- AIM OF THE TASK
The pictures do not belong in the copy. Restate all of the records word for word.

****************************************

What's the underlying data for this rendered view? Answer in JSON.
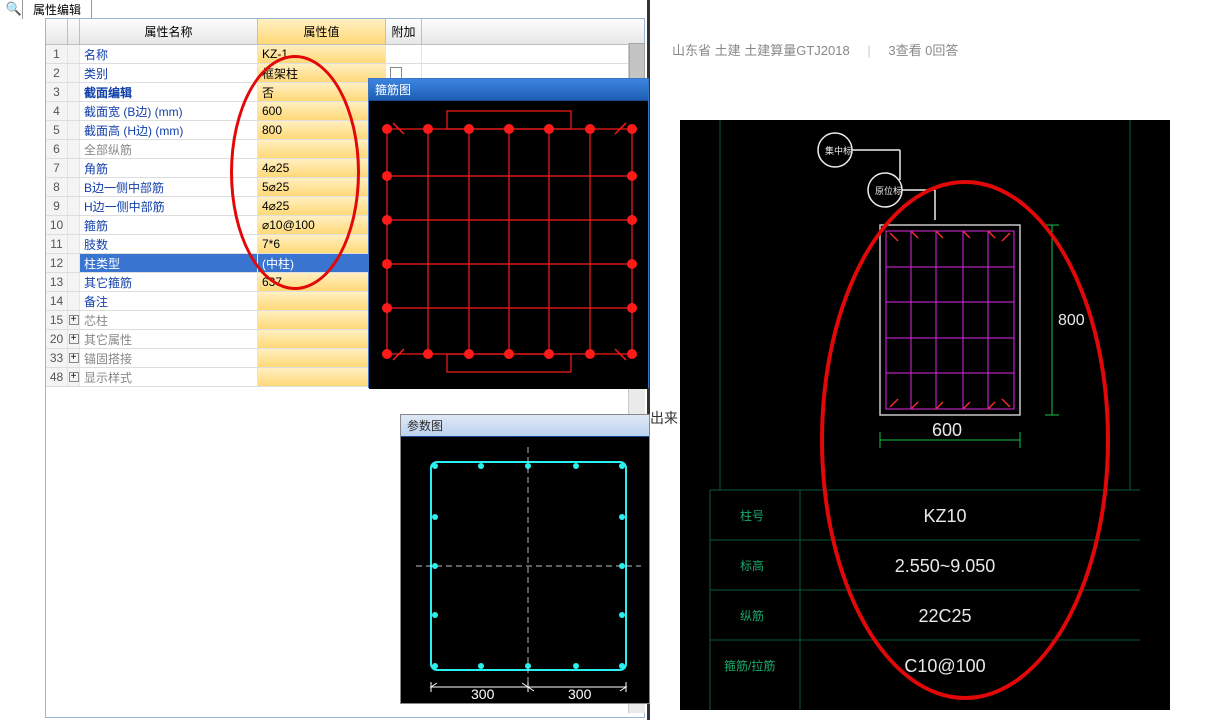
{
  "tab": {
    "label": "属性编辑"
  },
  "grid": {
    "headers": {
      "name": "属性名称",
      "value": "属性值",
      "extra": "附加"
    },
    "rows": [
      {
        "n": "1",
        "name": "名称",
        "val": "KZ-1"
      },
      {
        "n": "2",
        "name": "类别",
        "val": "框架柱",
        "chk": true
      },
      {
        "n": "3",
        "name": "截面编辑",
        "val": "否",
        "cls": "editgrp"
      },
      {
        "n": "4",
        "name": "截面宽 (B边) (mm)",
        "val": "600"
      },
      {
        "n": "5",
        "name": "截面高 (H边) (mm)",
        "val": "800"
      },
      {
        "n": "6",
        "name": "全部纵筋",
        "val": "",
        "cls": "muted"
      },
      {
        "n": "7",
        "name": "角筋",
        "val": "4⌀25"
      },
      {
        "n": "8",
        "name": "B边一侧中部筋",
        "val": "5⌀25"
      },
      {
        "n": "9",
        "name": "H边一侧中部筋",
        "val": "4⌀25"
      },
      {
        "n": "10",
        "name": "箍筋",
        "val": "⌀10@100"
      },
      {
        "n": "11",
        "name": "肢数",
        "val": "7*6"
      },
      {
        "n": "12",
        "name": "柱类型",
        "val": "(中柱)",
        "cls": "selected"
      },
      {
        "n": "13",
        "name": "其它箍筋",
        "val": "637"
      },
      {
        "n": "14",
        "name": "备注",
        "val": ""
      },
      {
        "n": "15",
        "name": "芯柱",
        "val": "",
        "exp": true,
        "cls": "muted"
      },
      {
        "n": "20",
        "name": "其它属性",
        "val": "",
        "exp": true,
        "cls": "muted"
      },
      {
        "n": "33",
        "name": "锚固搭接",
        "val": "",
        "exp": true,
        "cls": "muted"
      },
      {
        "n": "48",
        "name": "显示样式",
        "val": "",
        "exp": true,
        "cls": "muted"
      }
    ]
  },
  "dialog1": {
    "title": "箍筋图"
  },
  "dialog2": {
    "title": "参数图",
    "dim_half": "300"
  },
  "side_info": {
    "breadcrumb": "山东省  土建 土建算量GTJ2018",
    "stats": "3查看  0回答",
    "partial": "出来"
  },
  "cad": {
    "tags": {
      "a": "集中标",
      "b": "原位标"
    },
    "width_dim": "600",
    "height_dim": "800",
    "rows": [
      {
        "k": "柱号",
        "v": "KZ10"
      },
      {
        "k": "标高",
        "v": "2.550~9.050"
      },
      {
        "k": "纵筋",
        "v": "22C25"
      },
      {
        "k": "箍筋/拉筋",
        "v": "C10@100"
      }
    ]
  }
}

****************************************

- SOLUTION TO THIS PROBLEM
What's the underlying data for this rendered view? Answer in JSON.
{
  "tab": {
    "label": "属性编辑"
  },
  "grid": {
    "headers": {
      "name": "属性名称",
      "value": "属性值",
      "extra": "附加"
    },
    "rows": [
      {
        "n": "1",
        "name": "名称",
        "val": "KZ-1"
      },
      {
        "n": "2",
        "name": "类别",
        "val": "框架柱",
        "chk": true
      },
      {
        "n": "3",
        "name": "截面编辑",
        "val": "否",
        "cls": "editgrp"
      },
      {
        "n": "4",
        "name": "截面宽 (B边) (mm)",
        "val": "600"
      },
      {
        "n": "5",
        "name": "截面高 (H边) (mm)",
        "val": "800"
      },
      {
        "n": "6",
        "name": "全部纵筋",
        "val": "",
        "cls": "muted"
      },
      {
        "n": "7",
        "name": "角筋",
        "val": "4⌀25"
      },
      {
        "n": "8",
        "name": "B边一侧中部筋",
        "val": "5⌀25"
      },
      {
        "n": "9",
        "name": "H边一侧中部筋",
        "val": "4⌀25"
      },
      {
        "n": "10",
        "name": "箍筋",
        "val": "⌀10@100"
      },
      {
        "n": "11",
        "name": "肢数",
        "val": "7*6"
      },
      {
        "n": "12",
        "name": "柱类型",
        "val": "(中柱)",
        "cls": "selected"
      },
      {
        "n": "13",
        "name": "其它箍筋",
        "val": "637"
      },
      {
        "n": "14",
        "name": "备注",
        "val": ""
      },
      {
        "n": "15",
        "name": "芯柱",
        "val": "",
        "exp": true,
        "cls": "muted"
      },
      {
        "n": "20",
        "name": "其它属性",
        "val": "",
        "exp": true,
        "cls": "muted"
      },
      {
        "n": "33",
        "name": "锚固搭接",
        "val": "",
        "exp": true,
        "cls": "muted"
      },
      {
        "n": "48",
        "name": "显示样式",
        "val": "",
        "exp": true,
        "cls": "muted"
      }
    ]
  },
  "dialog1": {
    "title": "箍筋图"
  },
  "dialog2": {
    "title": "参数图",
    "dim_half": "300"
  },
  "side_info": {
    "breadcrumb": "山东省  土建 土建算量GTJ2018",
    "stats": "3查看  0回答",
    "partial": "出来"
  },
  "cad": {
    "tags": {
      "a": "集中标",
      "b": "原位标"
    },
    "width_dim": "600",
    "height_dim": "800",
    "rows": [
      {
        "k": "柱号",
        "v": "KZ10"
      },
      {
        "k": "标高",
        "v": "2.550~9.050"
      },
      {
        "k": "纵筋",
        "v": "22C25"
      },
      {
        "k": "箍筋/拉筋",
        "v": "C10@100"
      }
    ]
  }
}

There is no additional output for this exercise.